About a week ago, I really thought it was over. I felt drained and tired and was having a hard time catching up after returning from the conference. Despite the best of intentions, I wasn’t feeling very positive, and was ready to settle for whatever word count I managed to swing. Somehow, I kept at it and found myself getting back into a flow, putting out between 1800 and 2200 words a day (the extra word goal really helped in the long run). I reached 50, 232 words when I finished Chapter 14. That was yesterday. I still have about another 3 chapters to go, if I manage to stick to my outline, so that should be about another 10 – 15,000 words for this draft. I’m going to scale back to about 1000 words a day (I need to get out of my chair again) and aim to finish the about mid-way through December. Then it’s onto more drafting for Anúna (which now has a tentative title of sorts).
Now, to catch up on every I put off during November. Ta.
NaNo is well under way and the “sea story” is officially a WIP. It’s also starting to veer in new directions, steering me away from my outline as I delve further into the story (always a welcome occurrence). I’m totally riding the new-novel-high (the happier, less angst-ridden cousin of the third-draft-low). My NaNo goal is on target, but spending the last three days away from home at a conference really disrupted my progress. Looking forward to get back on track tomorrow.

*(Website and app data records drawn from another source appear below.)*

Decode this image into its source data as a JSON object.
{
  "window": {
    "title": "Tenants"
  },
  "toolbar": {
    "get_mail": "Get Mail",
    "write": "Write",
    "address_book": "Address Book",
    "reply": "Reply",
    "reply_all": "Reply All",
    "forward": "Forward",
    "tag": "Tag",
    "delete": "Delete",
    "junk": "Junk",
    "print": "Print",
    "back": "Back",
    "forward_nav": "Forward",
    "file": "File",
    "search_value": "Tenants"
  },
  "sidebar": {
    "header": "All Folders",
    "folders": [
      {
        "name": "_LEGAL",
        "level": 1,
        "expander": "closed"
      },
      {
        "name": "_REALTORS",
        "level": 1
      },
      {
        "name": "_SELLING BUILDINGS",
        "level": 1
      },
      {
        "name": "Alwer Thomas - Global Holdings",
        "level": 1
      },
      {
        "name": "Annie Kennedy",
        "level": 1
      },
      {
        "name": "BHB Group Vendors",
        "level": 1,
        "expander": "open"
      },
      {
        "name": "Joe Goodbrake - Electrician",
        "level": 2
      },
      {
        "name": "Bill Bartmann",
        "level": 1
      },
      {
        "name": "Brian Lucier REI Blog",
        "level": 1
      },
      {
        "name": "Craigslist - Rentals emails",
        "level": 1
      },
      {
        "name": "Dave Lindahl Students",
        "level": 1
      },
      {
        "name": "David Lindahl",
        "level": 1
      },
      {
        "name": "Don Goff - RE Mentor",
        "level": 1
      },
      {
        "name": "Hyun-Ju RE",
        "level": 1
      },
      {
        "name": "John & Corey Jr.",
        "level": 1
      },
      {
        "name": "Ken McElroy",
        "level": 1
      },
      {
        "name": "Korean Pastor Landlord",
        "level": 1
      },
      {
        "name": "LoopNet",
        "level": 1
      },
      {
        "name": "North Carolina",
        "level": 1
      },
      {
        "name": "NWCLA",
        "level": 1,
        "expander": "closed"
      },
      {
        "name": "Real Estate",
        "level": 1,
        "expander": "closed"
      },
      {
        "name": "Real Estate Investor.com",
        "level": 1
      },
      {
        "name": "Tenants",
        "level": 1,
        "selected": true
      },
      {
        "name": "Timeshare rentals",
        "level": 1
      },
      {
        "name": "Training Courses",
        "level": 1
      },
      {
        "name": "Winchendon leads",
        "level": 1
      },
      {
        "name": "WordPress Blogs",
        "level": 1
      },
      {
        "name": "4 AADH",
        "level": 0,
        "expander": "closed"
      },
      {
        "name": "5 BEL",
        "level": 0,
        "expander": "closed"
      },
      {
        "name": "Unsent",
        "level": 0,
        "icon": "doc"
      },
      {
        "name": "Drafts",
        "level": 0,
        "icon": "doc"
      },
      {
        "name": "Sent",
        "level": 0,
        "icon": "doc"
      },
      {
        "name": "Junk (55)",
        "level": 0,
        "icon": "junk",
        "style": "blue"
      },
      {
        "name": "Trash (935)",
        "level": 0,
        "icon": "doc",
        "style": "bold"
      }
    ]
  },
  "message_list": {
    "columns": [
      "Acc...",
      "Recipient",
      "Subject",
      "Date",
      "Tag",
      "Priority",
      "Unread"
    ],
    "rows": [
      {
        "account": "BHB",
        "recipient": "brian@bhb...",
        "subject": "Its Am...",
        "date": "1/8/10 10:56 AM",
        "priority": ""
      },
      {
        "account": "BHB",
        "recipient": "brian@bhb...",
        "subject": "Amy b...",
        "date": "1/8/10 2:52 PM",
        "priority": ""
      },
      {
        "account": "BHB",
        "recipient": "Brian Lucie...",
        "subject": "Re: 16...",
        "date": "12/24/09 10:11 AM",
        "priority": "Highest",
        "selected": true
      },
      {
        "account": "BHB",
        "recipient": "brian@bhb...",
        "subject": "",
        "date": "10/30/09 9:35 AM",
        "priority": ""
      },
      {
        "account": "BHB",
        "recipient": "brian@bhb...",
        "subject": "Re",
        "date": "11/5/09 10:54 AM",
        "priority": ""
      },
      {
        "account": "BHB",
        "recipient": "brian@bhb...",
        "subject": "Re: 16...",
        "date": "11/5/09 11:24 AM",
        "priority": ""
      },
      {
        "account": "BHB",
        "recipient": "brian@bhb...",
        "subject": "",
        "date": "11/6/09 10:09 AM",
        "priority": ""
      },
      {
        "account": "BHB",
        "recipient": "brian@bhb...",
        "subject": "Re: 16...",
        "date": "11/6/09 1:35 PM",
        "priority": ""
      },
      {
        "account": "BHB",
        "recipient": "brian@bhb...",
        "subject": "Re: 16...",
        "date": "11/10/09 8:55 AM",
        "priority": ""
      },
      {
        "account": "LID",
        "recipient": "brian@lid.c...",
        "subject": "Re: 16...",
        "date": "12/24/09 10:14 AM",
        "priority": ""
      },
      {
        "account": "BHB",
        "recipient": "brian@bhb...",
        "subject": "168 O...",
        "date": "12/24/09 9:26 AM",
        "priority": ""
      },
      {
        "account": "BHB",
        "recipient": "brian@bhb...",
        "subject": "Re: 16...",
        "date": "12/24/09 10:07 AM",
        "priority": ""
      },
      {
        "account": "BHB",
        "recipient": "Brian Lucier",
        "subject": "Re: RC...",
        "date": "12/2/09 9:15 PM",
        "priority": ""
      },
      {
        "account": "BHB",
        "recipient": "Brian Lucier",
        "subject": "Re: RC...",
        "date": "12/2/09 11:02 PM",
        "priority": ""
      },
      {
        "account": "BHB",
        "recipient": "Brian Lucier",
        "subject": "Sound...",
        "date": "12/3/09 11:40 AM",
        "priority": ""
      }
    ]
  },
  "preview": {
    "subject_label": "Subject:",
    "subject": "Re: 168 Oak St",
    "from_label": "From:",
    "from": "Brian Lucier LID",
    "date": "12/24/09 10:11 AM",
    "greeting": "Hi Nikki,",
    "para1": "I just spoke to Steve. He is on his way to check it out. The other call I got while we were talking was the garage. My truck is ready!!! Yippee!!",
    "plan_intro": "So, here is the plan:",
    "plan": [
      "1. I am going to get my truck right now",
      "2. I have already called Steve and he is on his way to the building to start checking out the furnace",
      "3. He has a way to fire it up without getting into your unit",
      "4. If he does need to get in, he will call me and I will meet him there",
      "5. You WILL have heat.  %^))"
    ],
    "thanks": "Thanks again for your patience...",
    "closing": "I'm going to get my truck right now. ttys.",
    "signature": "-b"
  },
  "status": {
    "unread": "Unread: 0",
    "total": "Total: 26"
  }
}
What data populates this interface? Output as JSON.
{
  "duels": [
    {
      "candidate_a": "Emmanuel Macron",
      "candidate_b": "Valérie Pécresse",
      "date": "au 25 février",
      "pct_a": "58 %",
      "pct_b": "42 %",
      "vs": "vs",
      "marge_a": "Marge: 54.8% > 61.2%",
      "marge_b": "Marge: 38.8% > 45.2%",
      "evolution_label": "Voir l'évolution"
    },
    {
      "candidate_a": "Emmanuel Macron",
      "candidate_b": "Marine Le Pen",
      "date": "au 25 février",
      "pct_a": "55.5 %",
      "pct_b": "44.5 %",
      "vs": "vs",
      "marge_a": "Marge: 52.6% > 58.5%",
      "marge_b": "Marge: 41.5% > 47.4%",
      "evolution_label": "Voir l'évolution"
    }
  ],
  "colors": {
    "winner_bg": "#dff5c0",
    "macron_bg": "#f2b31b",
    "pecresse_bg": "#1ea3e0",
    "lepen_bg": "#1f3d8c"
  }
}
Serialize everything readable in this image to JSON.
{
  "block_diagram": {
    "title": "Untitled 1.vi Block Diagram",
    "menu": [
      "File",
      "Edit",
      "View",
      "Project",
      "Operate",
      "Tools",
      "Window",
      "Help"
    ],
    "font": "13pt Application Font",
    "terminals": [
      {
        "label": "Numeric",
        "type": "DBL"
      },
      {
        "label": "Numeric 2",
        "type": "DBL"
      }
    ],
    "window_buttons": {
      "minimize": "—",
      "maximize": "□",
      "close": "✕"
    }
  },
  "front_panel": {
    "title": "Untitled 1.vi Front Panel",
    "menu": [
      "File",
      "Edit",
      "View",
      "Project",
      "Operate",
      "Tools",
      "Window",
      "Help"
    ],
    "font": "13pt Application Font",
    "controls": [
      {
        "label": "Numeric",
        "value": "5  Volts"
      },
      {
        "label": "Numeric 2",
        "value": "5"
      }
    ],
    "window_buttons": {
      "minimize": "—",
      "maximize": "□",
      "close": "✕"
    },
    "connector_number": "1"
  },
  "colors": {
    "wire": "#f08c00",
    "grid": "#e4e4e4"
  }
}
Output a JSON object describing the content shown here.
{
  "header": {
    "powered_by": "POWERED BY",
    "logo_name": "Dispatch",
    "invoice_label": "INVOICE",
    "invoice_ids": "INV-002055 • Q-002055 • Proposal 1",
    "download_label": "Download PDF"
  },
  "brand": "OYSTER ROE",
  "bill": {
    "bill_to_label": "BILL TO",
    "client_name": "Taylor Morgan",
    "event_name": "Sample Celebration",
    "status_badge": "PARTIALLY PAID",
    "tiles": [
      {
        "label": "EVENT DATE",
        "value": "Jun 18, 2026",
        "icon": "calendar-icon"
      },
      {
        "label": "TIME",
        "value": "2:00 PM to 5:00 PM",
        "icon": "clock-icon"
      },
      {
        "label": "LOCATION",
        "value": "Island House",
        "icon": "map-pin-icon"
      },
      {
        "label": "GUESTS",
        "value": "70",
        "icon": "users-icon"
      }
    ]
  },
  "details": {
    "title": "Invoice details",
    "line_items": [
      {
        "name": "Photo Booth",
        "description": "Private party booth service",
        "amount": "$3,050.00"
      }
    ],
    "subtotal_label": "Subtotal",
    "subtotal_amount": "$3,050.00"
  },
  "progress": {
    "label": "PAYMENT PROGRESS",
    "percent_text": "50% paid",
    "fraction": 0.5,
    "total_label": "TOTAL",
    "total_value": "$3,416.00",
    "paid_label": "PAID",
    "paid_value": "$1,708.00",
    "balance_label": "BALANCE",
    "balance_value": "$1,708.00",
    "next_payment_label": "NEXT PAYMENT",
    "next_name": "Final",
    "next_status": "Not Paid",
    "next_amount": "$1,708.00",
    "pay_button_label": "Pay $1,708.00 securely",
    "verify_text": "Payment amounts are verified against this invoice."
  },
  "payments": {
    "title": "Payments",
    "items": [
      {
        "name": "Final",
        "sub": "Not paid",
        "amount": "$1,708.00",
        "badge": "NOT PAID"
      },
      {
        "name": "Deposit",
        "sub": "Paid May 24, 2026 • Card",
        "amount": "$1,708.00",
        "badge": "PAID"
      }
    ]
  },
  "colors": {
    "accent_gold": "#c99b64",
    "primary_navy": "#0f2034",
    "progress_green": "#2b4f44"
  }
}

Two years ago, I started relying on a desk calendar to track the number of days I work on my writing. I note down when I start and end a chapter, or whether I’m writing, editing, or transcribing material. It helps me stay accountable and reveals patterns and interesting little life bits that are of no interest to anyone but me. It’s especially useful on days when I’m feeling particularly doubtful about my progress. I’m now three chapters away from finishing my read-through/note-taking/manual rewrite of Anúna draft two. Though it feels like I’ve been working on this draft for ages, the calendar reveals that I only started working on it in mid-August, having taken a month off after completing the second draft in July. That’s a lot less than I expected, though there were several gaps in my writing. For one, I was still adjusting to a new semester at a new library, so there were days when I had little energy left to write. Then there was my grandfather’s passing in September; it was difficult to get back into the story after something like that. Still, it’s not so terrible as I thought and shows that I’ve been much more productive than I give myself credit for at times. As with most writers, it’s incredibly easy for me to not see the forest for the trees. I get so caught up in the little things–like whether or not I took a week off writing and why it was such a terrible thing–that I forget to see how much I’ve really accomplished.